Extracted records
--- START ---

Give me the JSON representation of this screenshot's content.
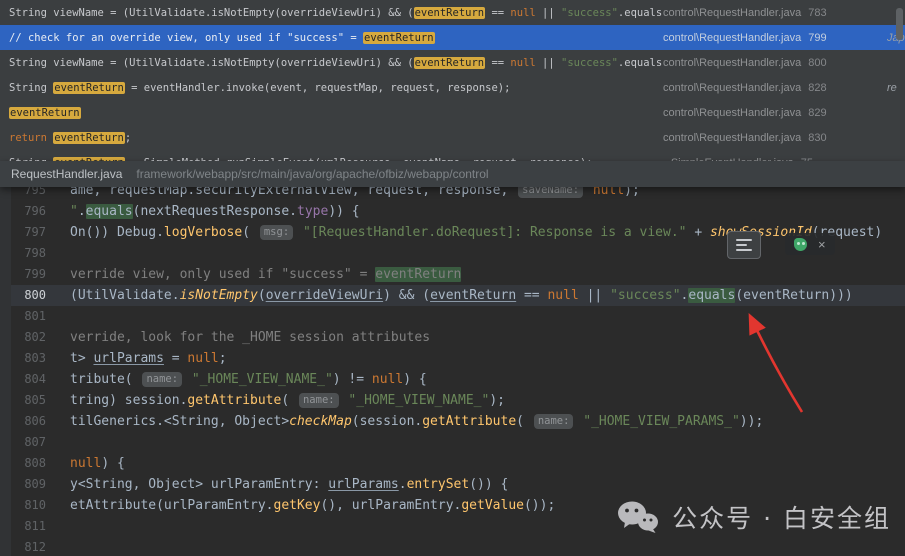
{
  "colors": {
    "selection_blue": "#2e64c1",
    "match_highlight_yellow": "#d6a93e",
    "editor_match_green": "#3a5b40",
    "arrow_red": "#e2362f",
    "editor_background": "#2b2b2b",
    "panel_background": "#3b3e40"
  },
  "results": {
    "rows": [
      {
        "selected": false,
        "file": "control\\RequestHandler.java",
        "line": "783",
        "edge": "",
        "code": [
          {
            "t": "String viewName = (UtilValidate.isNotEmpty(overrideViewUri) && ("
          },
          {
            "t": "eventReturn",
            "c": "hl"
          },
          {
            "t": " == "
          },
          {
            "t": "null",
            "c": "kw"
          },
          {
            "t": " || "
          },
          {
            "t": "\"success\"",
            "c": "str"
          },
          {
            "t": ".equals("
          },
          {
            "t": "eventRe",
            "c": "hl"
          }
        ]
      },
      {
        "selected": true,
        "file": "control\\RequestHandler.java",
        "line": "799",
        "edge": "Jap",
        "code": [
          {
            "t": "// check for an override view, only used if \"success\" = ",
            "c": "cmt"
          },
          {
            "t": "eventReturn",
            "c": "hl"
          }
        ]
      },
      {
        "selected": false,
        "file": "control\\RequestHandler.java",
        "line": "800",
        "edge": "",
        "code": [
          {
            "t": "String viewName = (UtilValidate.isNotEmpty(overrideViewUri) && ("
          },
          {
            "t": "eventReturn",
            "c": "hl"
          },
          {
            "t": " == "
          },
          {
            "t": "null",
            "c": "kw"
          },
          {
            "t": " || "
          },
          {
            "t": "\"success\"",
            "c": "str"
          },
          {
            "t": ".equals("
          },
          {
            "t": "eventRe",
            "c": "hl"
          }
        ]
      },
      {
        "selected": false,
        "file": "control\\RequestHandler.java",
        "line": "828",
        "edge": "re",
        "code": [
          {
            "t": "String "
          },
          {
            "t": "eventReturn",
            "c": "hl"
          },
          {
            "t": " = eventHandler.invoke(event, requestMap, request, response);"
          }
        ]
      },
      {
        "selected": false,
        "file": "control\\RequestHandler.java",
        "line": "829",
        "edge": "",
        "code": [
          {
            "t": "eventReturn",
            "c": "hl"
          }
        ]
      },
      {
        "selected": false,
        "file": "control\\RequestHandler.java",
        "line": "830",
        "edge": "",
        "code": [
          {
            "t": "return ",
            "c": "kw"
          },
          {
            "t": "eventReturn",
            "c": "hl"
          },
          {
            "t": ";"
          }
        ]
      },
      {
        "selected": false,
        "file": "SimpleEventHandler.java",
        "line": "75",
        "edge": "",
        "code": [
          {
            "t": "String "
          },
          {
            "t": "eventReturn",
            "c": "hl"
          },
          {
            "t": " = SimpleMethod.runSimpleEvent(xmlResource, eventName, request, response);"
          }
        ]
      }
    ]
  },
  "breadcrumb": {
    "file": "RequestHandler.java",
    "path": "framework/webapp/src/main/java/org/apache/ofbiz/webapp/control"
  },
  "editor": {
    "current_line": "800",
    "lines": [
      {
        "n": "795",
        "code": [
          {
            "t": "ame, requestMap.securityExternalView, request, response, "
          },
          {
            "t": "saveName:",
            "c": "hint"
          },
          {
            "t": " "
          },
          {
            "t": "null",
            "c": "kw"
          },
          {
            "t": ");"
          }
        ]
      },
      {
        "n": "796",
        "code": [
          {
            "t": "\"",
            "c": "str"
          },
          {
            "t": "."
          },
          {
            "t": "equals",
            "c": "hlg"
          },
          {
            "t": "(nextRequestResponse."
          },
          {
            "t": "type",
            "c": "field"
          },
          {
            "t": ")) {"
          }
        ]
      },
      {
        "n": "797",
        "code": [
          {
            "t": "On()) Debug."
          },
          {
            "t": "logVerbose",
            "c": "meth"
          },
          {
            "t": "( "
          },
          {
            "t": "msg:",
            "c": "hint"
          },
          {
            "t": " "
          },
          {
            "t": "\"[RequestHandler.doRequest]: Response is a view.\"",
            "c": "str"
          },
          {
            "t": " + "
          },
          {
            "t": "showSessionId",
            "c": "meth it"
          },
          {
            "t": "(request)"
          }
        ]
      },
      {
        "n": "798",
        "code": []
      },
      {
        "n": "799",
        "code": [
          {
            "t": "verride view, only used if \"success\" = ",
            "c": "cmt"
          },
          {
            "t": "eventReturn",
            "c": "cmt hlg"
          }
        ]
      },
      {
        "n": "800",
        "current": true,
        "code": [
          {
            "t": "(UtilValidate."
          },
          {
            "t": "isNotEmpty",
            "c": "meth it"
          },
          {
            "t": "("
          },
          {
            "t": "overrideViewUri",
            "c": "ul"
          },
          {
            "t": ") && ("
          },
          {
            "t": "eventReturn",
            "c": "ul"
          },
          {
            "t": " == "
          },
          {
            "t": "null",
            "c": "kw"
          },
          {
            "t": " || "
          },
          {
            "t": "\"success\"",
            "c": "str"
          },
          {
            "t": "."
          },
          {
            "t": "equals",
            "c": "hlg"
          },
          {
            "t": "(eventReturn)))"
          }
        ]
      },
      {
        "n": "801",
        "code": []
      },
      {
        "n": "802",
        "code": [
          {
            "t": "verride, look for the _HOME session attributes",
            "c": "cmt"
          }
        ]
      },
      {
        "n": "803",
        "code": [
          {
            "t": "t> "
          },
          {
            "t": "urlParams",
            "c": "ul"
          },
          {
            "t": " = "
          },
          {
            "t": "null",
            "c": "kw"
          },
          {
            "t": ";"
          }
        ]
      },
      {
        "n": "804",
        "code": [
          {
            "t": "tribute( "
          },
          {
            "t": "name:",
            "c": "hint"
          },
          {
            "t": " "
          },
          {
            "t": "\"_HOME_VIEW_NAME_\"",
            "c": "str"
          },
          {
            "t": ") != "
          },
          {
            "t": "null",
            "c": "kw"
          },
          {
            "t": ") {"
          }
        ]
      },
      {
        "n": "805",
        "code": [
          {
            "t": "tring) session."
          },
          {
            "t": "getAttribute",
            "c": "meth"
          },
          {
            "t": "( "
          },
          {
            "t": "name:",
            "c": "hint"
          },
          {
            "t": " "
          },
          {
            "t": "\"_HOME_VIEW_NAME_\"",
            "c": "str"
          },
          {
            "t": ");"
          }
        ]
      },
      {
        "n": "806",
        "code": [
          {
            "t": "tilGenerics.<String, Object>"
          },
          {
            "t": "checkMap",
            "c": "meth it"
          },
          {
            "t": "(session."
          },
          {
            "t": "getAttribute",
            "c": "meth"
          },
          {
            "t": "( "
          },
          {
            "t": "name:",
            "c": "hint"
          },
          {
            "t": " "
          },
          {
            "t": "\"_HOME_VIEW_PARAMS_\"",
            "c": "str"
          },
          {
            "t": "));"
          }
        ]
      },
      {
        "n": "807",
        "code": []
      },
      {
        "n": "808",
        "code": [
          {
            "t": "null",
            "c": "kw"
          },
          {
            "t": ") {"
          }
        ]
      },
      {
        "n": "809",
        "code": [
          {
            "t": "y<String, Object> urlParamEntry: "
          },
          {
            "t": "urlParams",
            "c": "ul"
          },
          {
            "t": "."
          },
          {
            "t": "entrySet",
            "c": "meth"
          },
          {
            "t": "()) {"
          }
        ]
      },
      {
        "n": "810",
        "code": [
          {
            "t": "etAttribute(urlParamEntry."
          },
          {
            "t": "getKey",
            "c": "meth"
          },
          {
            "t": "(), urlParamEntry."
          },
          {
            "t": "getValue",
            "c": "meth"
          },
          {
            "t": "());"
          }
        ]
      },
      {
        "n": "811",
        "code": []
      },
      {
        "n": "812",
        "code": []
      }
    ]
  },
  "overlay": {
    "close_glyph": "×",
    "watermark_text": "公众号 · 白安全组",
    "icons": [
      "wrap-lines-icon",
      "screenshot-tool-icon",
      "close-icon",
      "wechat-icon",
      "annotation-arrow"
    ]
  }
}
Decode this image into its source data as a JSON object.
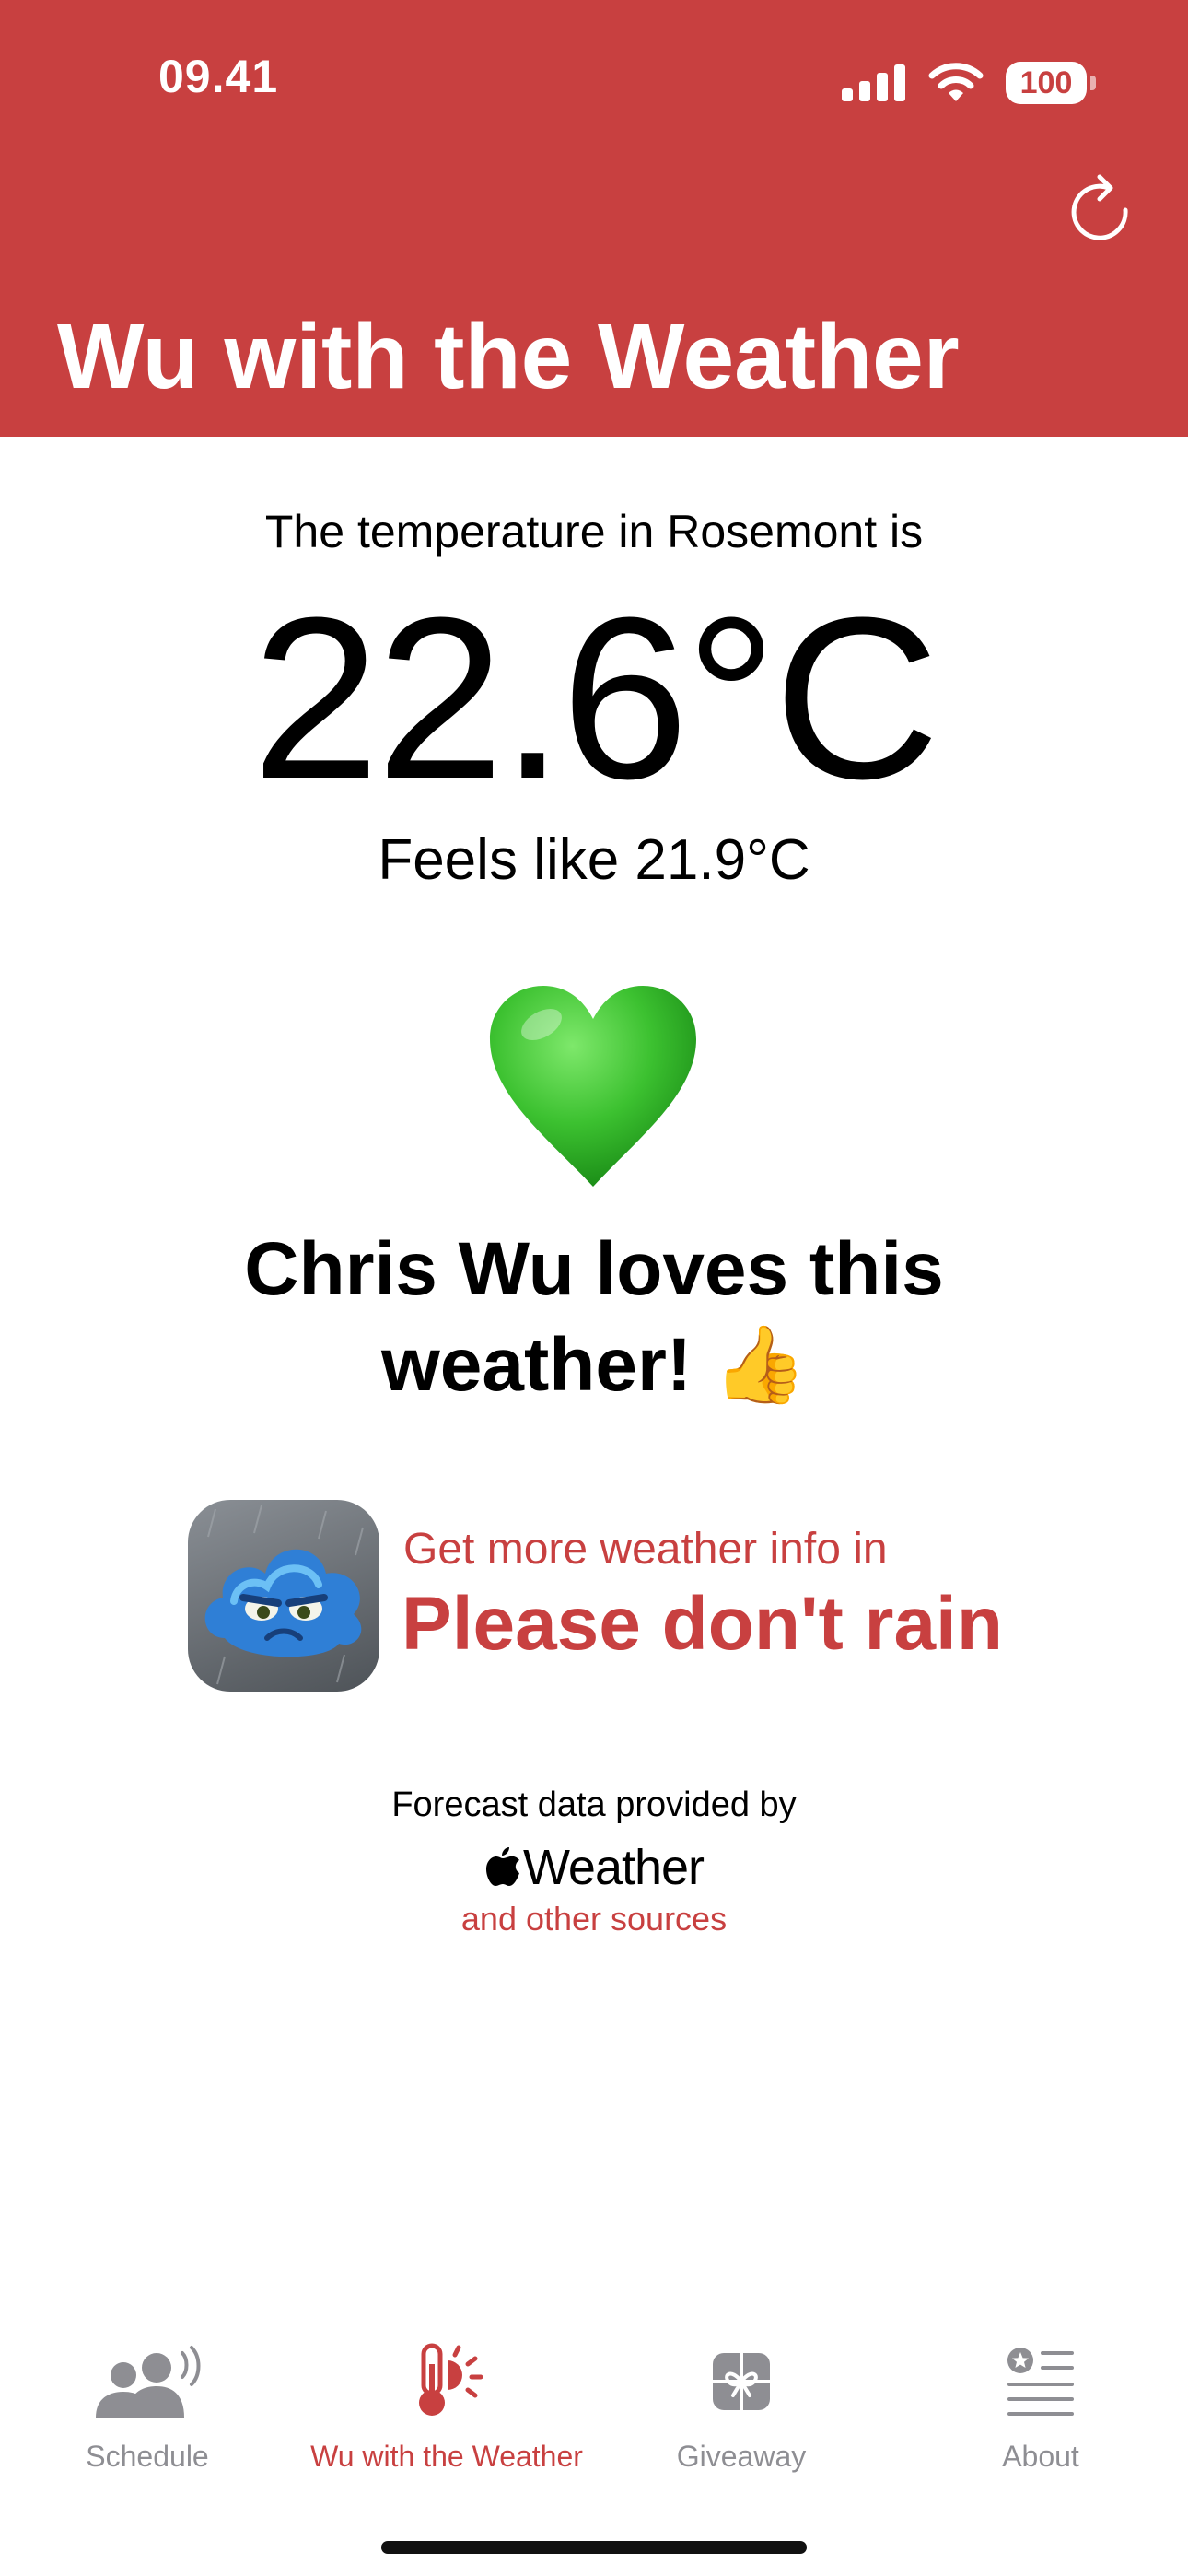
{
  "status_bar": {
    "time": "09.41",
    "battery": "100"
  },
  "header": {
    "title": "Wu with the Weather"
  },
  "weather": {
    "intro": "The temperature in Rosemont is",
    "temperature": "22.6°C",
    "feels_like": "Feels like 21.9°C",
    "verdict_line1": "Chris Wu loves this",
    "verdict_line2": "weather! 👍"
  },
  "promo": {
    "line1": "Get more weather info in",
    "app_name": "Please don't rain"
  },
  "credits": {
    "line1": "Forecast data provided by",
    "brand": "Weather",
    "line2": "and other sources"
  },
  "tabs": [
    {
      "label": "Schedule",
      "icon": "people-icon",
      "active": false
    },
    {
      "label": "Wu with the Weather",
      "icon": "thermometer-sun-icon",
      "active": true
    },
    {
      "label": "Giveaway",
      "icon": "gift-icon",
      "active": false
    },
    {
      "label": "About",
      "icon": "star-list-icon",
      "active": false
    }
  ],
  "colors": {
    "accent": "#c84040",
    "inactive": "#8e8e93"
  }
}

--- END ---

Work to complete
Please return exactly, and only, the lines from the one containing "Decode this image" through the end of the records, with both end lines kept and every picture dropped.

Your solution
Decode this image into its source data as a JSON object.
{
  "status_bar": {
    "time": "09.41",
    "battery": "100"
  },
  "header": {
    "title": "Wu with the Weather"
  },
  "weather": {
    "intro": "The temperature in Rosemont is",
    "temperature": "22.6°C",
    "feels_like": "Feels like 21.9°C",
    "verdict_line1": "Chris Wu loves this",
    "verdict_line2": "weather! 👍"
  },
  "promo": {
    "line1": "Get more weather info in",
    "app_name": "Please don't rain"
  },
  "credits": {
    "line1": "Forecast data provided by",
    "brand": "Weather",
    "line2": "and other sources"
  },
  "tabs": [
    {
      "label": "Schedule",
      "icon": "people-icon",
      "active": false
    },
    {
      "label": "Wu with the Weather",
      "icon": "thermometer-sun-icon",
      "active": true
    },
    {
      "label": "Giveaway",
      "icon": "gift-icon",
      "active": false
    },
    {
      "label": "About",
      "icon": "star-list-icon",
      "active": false
    }
  ],
  "colors": {
    "accent": "#c84040",
    "inactive": "#8e8e93"
  }
}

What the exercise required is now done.